Childbearing and Work-Family Balance among Contemporary Russian Women


  • Anna Temkina


gender equality, fertility, childbearing, mothering, family, work, Russia


There are contrasting views on how gender equality affects fertility in contemporary
European societies. This article discusses the Russian situation by asking how
tensions in the contemporary gender system relate to reproductive decision-making
and identity. How do gendered practices and identities influence womens intentions
to have children?
In depth interview data gathered during the last decade is used to analyze how the two
main gender contracts of the professional women and the working mother relate to
family planning, child birth, pregnancies, and mothering.
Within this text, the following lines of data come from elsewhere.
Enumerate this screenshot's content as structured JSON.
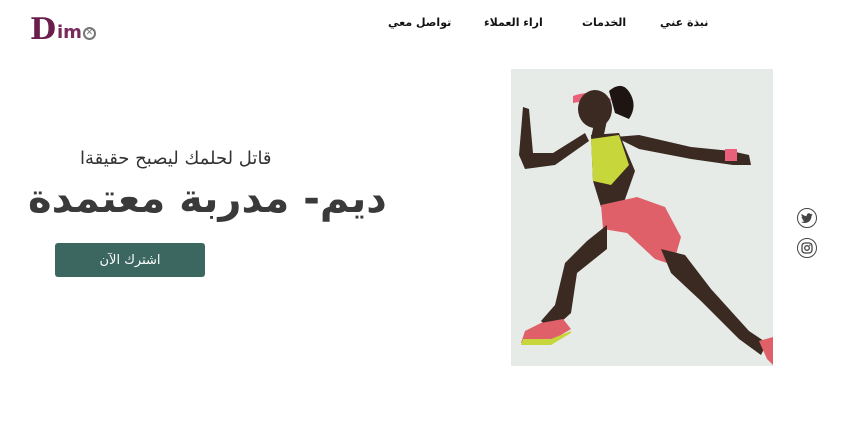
{
  "brand": {
    "logo_d": "D",
    "logo_rest": "im"
  },
  "nav": {
    "about": "نبذة عني",
    "services": "الخدمات",
    "testimonials": "اراء العملاء",
    "contact": "تواصل معي"
  },
  "hero": {
    "subtitle": "قاتل لحلمك ليصبح حقيقةا",
    "title": "ديم- مدربة معتمدة",
    "cta_label": "اشترك الآن"
  },
  "social": {
    "icons": [
      "twitter-icon",
      "instagram-icon"
    ]
  },
  "colors": {
    "cta_bg": "#3c6660",
    "photo_bg": "#e7ebe8",
    "logo_accent": "#6a1e4c",
    "top_color": "#c7d63a",
    "shorts_color": "#e0606a",
    "headband_color": "#e8607a",
    "skin_color": "#3a2a22"
  }
}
Results indicate that while
Russian women experience increasing pressure of the double burden and few signs
of increasing gender equality in domestic life, the stable identity of Russian mothering
contributes to the birth of at least one child. Childbearing does not depend directly on
gender roles and division of labor in households. The decision to have a child and care
for small children continues to be womens responsibility even as fertility patterns have
modernized and gender equality in couple relations is slightly increasing. However, the
type of gender contract influences the process of negotiation concerning reproductive
matters and the timing of childbirth.




How to Cite

Temkina, A. (2010). Childbearing and Work-Family Balance among Contemporary Russian Women. Finnish Yearbook of Population Research, 45, 83–101.